~William Shakespeare as quoted by PRNewswire, 3/10/01
… the plants arrive, usually on a day that is either raining or requires one’s presence elsewhere, work perhaps. Plant orders do not arrive on sunny, warm Saturday mornings.
~Steve Hatch, “For Both Garden and Gardener, It’s Time to Break Dormancy,” South Weekly, The Boston Sunday Globe, 3/25/01
It’s a guy thing to plant vegetables in your front flower bed, but then again, it’s also a guy thing to put them out back in a big rectangle. It’s a little radical to put them in front, a statement that you can do whatever you want in your own damn yard.
~Warren Schultz, “The Interview” by John Koch, The Boston Sunday Globe Magazine, 4/8/01
Salt’s a friend to the tomato.
~Roy Pannesi, host and chef, “Simply Italian”
… even the smallest landscape can offer pride of ownership not only to its inhabitants but to its neighbors. The world delights in a garden…. Creating any garden – big or small – is, in the end, all about joy.
~Julie Moir Messervy, “A Little Bit of Eden,” The Boston Globe Magazine, 4/8/01
Never go to a doctor whose office plants have died.
~Erma Bombeck as quoted in the May/June 2001 issue of Modern Maturity
The good Lord is sharing His sunshine with us, and allowed the president to have this [ceremony] in this wonderful, wonderful Rose Garden. These are memories that I’ll take with me.
~Representative J. Joseph Moakley on the occasion of President Bush signing a bill naming the federal courthouse at Boston’s Fan Pier in his honor, March 2001
Winter squashes are the forgotten vegetables…. Almost no vegetable is as easy to grow or keep. With fertile soil, full sun and ample water, vines take off. And after plants become established, they’re so carefree, it’s easy to forget them until fall when their rediscovery makes the harvest that much sweeter.
~Andy Tomolonis, Boston Sunday Herald, 3/11/01

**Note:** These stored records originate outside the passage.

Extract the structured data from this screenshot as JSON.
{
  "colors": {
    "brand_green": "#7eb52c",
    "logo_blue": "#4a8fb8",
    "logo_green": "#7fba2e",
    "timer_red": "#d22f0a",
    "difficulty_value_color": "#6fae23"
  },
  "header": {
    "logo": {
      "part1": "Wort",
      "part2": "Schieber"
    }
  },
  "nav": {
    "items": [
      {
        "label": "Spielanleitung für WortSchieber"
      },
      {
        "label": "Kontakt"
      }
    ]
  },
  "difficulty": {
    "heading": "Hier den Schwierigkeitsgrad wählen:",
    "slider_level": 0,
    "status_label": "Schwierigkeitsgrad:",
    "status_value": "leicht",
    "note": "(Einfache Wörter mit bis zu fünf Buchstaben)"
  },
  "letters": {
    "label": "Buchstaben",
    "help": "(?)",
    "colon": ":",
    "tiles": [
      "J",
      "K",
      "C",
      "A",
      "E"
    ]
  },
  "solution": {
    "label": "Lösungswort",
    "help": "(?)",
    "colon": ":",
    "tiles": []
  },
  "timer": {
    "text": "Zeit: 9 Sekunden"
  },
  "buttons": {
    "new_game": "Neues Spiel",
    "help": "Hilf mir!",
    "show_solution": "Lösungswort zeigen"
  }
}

If you have a garden and a library, you have everything you need.
As with all new science, genetic manipulation of seed DNA has possibilities for good and for evil. It depends on how it’s used and who controls it.
~Ruth S. Foster, Boston Sunday Globe, 01/28/01
The Mississippi River carries the mud of thirty states and two provinces 2,000 miles south to the delta and deposits 500 million tons of it there every year. The business of the Mississippi, which it will accomplish in time, is methodically to transport all of Illinois to the Gulf of Mexico.
~Charles Kuralt, A Life on the Road
US House Speaker Tip O’Neill used to say all politics is local, and the same must be said of gardening, where regional climate and soil patterns determine what will thrive and what will die. Besides, gardening is about developing a relationship with where you live, right down to the unique quality of the light, the acid in the rain, the rocks in the soil.
~Carol Stocker, The Boston Globe, 12/14/00
We are united with all life that is in nature. Man can no longer live his life for himself alone.
Deep in the sun-searched growths
Hangs like a blue thread loosened from
~Dante Gabriel Rossetti, “Silent Noon”